Exogenous Ketosis and Exercise
‘Endogenous ketosis’ is characterised by natural hepatic ketone body synthesis, primarily triggered by a chronically low insulin-to-glucagon ratio, as occurs during caloric-deprivation or a very low-carbohydrate/high-fat diet.
ΔG, a ketone monoester drink developed at the University of Oxford, acts to bypass the impracticalities and laborious time commitments of dietary interventions via which ketosis can otherwise be achieved. After consumption, it rapidly and safely elevates blood ketone body levels, providing prolonged ‘exogenous ketosis’ - a novel physiological state of elevated circulating ketones concurrent with replete tissue glycogen stores.
Adaptively, ketones provide a glucose-surrogate fuel source for vital tissues - e.g. the brain, heart, and skeletal muscle, directly contributing to maintaining optimal ATP-turnover as an oxidisable substrate.
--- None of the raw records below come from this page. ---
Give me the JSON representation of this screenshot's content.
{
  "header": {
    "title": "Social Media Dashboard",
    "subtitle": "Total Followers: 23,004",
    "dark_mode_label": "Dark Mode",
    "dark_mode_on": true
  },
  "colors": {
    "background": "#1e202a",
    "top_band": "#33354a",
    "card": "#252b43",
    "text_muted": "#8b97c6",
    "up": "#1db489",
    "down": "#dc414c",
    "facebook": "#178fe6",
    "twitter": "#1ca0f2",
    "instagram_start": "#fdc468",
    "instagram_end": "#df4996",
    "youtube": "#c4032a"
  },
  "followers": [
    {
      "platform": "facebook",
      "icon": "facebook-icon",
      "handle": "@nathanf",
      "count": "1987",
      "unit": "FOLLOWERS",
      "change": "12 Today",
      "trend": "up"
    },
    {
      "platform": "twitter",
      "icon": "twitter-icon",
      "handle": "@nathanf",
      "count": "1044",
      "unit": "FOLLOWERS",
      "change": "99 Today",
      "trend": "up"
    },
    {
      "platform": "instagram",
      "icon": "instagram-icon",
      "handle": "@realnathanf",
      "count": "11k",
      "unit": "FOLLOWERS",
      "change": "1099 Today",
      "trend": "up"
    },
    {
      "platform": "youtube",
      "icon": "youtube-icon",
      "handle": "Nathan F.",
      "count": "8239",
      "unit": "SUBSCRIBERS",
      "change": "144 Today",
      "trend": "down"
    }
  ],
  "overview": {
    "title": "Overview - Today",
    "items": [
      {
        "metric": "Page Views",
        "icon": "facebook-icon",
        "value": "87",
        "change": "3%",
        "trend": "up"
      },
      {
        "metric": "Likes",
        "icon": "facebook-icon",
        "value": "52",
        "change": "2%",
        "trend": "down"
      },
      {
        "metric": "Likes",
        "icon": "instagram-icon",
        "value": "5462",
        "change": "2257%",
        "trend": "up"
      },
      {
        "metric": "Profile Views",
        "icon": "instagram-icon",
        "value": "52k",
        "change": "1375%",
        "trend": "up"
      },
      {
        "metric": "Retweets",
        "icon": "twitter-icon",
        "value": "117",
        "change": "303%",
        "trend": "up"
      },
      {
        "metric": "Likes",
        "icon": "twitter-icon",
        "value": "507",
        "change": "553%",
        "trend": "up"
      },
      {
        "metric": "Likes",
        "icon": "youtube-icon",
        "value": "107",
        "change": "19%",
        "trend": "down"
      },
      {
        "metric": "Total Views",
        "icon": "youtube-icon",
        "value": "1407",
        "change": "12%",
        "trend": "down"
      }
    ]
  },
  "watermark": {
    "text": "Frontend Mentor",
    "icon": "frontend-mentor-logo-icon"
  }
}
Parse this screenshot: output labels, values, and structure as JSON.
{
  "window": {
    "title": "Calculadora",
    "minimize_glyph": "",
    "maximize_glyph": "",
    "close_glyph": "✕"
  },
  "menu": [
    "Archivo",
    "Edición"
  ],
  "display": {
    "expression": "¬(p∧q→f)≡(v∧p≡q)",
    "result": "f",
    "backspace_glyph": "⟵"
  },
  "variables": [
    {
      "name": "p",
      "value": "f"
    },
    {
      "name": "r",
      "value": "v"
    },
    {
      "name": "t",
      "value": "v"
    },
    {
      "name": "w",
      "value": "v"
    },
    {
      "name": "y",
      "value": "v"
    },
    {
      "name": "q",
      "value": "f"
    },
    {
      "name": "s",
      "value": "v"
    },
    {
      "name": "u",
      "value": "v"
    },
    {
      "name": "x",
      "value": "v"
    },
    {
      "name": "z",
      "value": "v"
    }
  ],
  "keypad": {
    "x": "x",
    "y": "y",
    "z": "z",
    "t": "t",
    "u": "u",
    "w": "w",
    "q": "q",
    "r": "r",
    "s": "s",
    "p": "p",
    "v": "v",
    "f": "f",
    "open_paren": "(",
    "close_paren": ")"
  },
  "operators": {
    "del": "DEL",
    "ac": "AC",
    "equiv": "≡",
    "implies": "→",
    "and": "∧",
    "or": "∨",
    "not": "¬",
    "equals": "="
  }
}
They also act as regulatory signalling molecules, alter oxidative fuel selection, and reduce protein catabolism.
Exogenous ketosis has potential utility for enhancing physical activity capacities, as well as conferring additional metabolic benefits, in a breadth of populations spanning the entire spectrum from elite athletes to clinical patients. My research looks to investigate these potential ergogenic effects on exercise performance - exploring who might benefit, in which situations, and what underlying metabolic changes are being induced.